Rendered image dimensions don't seem to match sizes attribute?

richTC Member Posts: 4

Hi, I'm building a website using Next.js and serving images using Cloudinary. I am using the next/image component and can see the srcset of 16, 32, 48, 64, 96, 128, 256, 384, 640w... in my rendered image's attributes. I am using g_auto,f_auto,c_fill,w_XXX,q_auto:best.

I'd like to know why the returned intrinsic size doesn't seem to have much relevance to the requested size I enter in the sizes attribute? I'm entering a single value in the sizes attribute for testing purposes. For example:

sizes="12px" returns the 32w src; sizes="20px" returns 48w src; this carries on for all sizes, with the src changing at seemingly unrelated breakpoints. I thought I had found a pattern for the breakpoints between src 's, where the Retina (2x width) goes from being closer to the size below, to closer to the size above. But this pattern breaks at the 256w src.

I've included my test spreadsheet showing requested sizes, returned sizes and my guess for the pattern.

How can I predict which size will be served? This is causing my site to load much larger filesizes than needed, and page speed and performance scores to drop.

Thanks, Richard


Best Answer

  • Tamara
    Tamara Member, Cloudinary Staff Posts: 74
    Answer ✓

    Hi @richTC,

    The behavior you're observing is related to how browsers interpret the `srcset` and `sizes` attributes in conjunction with our image transformations. The `srcset` attribute in an image tag provides the browser with a list of different image sources, each with a specified width. The `sizes` attribute, on the other hand, indicates the layout size of the image in CSS pixels as a hint to the browser to decide which image source to use.

    When you specify a value in the `sizes` attribute, the browser selects the most appropriate source file based on the current layout size (viewport) and the screen density. The browser doesn't necessarily choose the image that matches the exact number of pixels specified in the `sizes` attribute. Instead, it tries to find a balance between the image file size and the display quality.

    The breakpoints at which the browser decides to switch to a different image source are not determined by us, but by the browser's own internal logic. This logic can vary between different browsers and is designed to optimize the trade-off between image quality and bandwidth usage.

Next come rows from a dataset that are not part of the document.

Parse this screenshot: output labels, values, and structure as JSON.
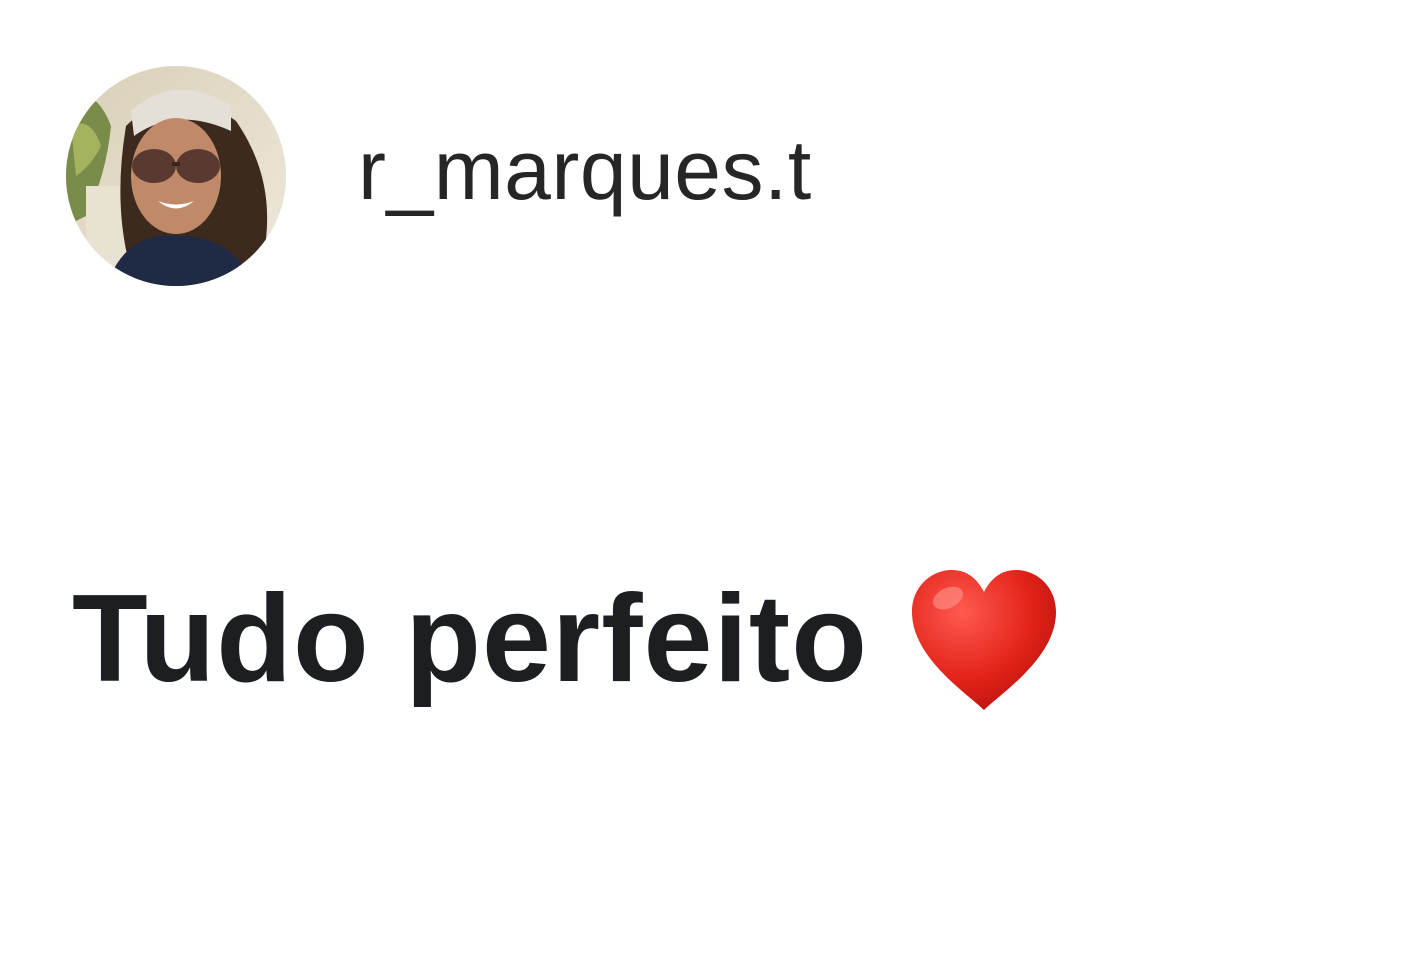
{
  "profile": {
    "username": "r_marques.t",
    "avatar_icon": "profile-photo-avatar"
  },
  "message": {
    "text": "Tudo perfeito",
    "emoji_icon": "red-heart-icon",
    "emoji_color": "#e2231a"
  },
  "colors": {
    "background": "#ffffff",
    "username_text": "#262626",
    "message_text": "#1c1e21"
  }
}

    If you're seeing unexpected results, it might be worth experimenting with different values in the `sizes` attribute, or adjusting the transformation parameters to better suit your specific needs.




  • richTC
    richTC Member Posts: 4

    Thanks Tamara,

    That's useful to know that there's not really anything I can do about it, and I probably have to adjust the parameters rather than the dimensions to get a smaller filesize.


  • Fahadjutt
    Fahadjutt Member Posts: 1

    The inconsistency you're observing in the relationship between requested sizes and returned sizes with Cloudinary's Next.js integration might be due to various factors, including the automatic responsive behavior of the next/image component. To ensure more precise control, consider specifying the exact width using the width attribute instead of relying solely on the sizes attribute. Adjust the width attribute according to your design requirements for consistent results.

  • richTC
    richTC Member Posts: 4
    edited February 1

    Hi @Tamara and @Fahadjutt

    Thanks for your suggestions. I have managed to reduce the filesize being delivered by using the q attribute but I am still being given enormous image dimensions for the actual size on screen. It really seems like something isn't working correctly.

    For example, I have an image that is 440x603 on screen, and I've given the NextImage component a width and height to match. (This won't work in reality as the image needs to be responsive to the content alongside it, but that's a different problem).

    `<NextImage media={image} width={440} height={650} sizes="640w" fill={false} />`

    I have set the attributes in my Cloudinary loader to g_auto,f_auto,c_auto,q_auto:eco.

    I have hard-coded the sizes attribute to 640w, which is too small but I am trying to force a smaller image to be returned.

    Chrome loads the largest possible image in the srcset, 3840px wide at 384kb. The same happens if I try to have an actual sizes attribute with different options. I'm sure I must be doing something wrong? This can't be the default behaviour of next/image and the browser?

  • richTC
    richTC Member Posts: 4

    I've spotted that I should have been using px in my sizes attribute. This has reduced the 440px image to 1200px returned.

  • DannyFromCloudinary
    DannyFromCloudinary Member, Cloudinary Staff Posts: 80

    Hi @richTC .

    Thanks for the update. I've had a look at the official Next docs for the sizes attribute and it seems that it uses the same syntax as CSS media queries, so you will need to use px, vw, etc as required.

    Is there anything else we can help with?

    Kind regards,